Objectives  To analyse comprehensively the relationship between work-related UV exposure and SCC risk.

Methods  We conducted a systematic electronic literature search in PubMed (up to 5 May 2010) supplemented by a hand search, which identified 18 relevant studies that were included in the review. Data abstraction and study quality assessment was done independently by two reviewers. Maximally adjusted odds ratios (ORs) and corresponding 95% confidence intervals (CIs) of all included studies were pooled in a random-effects meta-analysis. Sensitivity analysis included meta-regression on study-specific covariates to explore the robustness of the results and to identify sources of heterogeneity between studies. Eighteen studies (six cohort studies, 12 case–control studies) met the eligibility criteria and were included in the systematic review.

Results  Sixteen studies (89%) found an increased risk of SCC in individuals with occupational UV light exposure compared with individuals without occupational UV light exposure, reaching statistical significance in 12 studies. Two studies found no association between occupational UV light exposure and SCC occurrence.
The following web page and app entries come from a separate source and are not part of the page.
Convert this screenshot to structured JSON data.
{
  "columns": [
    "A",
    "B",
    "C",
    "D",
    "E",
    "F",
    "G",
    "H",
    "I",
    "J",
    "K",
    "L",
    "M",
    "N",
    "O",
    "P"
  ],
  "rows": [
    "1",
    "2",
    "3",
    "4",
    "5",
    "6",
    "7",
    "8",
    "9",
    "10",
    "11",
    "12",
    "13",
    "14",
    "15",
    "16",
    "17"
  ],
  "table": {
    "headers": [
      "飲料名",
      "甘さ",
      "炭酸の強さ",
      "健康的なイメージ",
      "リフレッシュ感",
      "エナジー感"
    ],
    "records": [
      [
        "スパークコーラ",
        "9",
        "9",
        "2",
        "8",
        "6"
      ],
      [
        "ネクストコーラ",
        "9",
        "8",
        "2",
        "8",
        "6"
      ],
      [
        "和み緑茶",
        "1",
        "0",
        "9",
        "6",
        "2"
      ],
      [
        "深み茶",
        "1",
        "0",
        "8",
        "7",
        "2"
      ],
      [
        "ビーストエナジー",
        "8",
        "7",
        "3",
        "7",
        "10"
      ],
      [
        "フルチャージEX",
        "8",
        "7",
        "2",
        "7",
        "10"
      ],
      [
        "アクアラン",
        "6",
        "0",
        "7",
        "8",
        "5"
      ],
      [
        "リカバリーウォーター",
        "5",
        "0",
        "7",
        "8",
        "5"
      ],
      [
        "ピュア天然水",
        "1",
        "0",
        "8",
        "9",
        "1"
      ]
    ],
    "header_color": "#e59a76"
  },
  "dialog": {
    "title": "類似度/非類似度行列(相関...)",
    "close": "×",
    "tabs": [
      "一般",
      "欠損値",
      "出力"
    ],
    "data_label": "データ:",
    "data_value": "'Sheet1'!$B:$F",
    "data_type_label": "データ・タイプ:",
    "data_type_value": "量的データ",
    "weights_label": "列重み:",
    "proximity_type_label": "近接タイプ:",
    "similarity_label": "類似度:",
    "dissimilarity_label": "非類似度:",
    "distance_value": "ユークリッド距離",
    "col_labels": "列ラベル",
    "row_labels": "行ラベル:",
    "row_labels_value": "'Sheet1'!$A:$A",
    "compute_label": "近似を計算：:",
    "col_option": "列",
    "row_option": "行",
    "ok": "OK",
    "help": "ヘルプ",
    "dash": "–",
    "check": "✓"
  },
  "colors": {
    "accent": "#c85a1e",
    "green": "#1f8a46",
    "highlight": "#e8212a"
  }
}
The pooled OR (95% CI) was 1·77 (1·40–2·22) and did not differ significantly between cohort studies [OR (95% CI): 1·68 (1·08–2·63)] and case–control studies [OR (95% CI): 1·77 (1·37–2·30)]. Meta-regression analyses suggested an increasing strength of the association between occupational UV light exposure and SCC risk with decreasing latitude.

Conclusions  In summary, there is consistent epidemiological evidence for a positive association between occupational UV light exposure and SCC risk.